Because life’s too short for commercials
I’ve been a big fan of TiVo since signing up four years ago. It’s hard to imagine sitting through TV commercials again. But I just did something that feels a bit like moving from a Mac to a PC — a move I was forced to make about eight years ago when I changed jobs after a decade of very contented Macintosh use — I just switched to Big Cable Company’s own DVR product and unsubscribed from TiVo.
The problem for me is TiVo’s reliance on third party technology for programming updates. Unlike with the cable company’s DVR service — which automatically provides the DVR with programming information — TiVo has to get the programming information it relies on via the use of either a phone line or an internet connection.
Now, I suspect plenty of the people in TiVo’s target market — youngish, technofilic, upmarket urbanites — also happen to be well represented among the growing throngs who don’t bother with landline telephone service. But this hasn’t presented most of them with a problem vis a vis TiVo programming downloads because the vast majority of such people also have internet access. And that includes me, too. Or at least it used to.

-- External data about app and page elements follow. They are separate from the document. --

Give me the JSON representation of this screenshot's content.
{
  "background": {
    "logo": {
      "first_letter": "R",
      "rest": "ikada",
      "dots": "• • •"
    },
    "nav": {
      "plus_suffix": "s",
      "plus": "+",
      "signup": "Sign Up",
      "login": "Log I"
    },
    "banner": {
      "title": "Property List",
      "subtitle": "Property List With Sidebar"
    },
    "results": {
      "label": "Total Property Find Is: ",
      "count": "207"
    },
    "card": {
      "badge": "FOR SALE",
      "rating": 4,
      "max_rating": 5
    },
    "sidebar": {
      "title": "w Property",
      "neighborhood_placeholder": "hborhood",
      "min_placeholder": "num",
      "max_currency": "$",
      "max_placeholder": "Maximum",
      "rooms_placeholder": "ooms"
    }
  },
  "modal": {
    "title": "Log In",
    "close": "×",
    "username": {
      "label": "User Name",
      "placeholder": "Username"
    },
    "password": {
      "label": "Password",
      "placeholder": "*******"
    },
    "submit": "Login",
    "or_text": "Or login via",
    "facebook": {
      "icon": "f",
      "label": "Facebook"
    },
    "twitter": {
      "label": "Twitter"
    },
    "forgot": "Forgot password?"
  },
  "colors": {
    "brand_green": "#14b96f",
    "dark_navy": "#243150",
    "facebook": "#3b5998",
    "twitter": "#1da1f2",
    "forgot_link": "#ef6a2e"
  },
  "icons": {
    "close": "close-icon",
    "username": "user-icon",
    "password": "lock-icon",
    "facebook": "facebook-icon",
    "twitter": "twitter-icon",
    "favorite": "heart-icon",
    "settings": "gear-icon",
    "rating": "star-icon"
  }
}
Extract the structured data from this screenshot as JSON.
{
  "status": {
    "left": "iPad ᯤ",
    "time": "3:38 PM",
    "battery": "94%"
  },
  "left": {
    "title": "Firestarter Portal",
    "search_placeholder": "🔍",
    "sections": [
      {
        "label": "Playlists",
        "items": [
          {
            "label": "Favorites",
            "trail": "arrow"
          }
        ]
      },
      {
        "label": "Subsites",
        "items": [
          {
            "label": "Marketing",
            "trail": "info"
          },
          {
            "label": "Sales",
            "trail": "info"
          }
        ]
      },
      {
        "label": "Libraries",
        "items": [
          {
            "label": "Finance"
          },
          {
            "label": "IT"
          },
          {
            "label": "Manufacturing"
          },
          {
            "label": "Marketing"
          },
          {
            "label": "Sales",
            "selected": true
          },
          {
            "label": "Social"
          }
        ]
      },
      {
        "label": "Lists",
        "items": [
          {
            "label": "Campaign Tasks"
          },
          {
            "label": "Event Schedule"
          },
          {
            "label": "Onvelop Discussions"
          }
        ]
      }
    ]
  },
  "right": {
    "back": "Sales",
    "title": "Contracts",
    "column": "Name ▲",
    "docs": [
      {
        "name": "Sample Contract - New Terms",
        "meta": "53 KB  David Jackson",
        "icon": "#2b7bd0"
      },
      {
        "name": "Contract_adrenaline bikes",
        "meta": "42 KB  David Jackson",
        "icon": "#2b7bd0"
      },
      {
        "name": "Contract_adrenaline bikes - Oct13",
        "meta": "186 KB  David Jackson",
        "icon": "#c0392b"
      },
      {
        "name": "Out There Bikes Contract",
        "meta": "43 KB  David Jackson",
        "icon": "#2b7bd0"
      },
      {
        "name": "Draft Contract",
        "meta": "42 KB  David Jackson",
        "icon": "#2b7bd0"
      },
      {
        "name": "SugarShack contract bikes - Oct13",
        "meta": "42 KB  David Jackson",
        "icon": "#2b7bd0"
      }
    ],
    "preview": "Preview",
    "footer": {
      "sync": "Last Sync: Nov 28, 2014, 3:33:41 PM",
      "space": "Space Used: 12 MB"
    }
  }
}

You see, Jasper recently acquired office space. And the office in question is very close to Jasper’s home (let’s put it this way, it can be ten degrees outside in the Boston winter and I sometimes don’t bother to wear an overcoat on my way to work). So, given the fact that I obviously need a broadband line for work, I decided to save the 500 bucks a year that maintaining a separate web connection for my apartment would cost me. Although I wouldn’t be shocked if I break down in a few months and re-order home internet service, for now I’d rather pocket the cash, and paying the extra $40 or $50 a month for a second (home) internet connection really seems like a waste — kind of like paying the extra cash for a separate line to a room upstairs when I’m already paying for it downstairs (yes, my office is almost that close to my home, but unfortunately not close enough for me to be able to pick up a wireless signal).
The only other alternative, of course, would be to try steal bandwidth from a neighbor for the two or three times a month required to keep my TiVo service up to date. But I can’t
find an unencrypted signal bring myself to be such a dishonest neighbor.
So for now, I’m going with the product from the big, impersonal, evil, monopolistic provider. We’ll see how it goes.
UPDATE: Then I read this. Who knew?
UPDATE: Fuck. This has got me scared.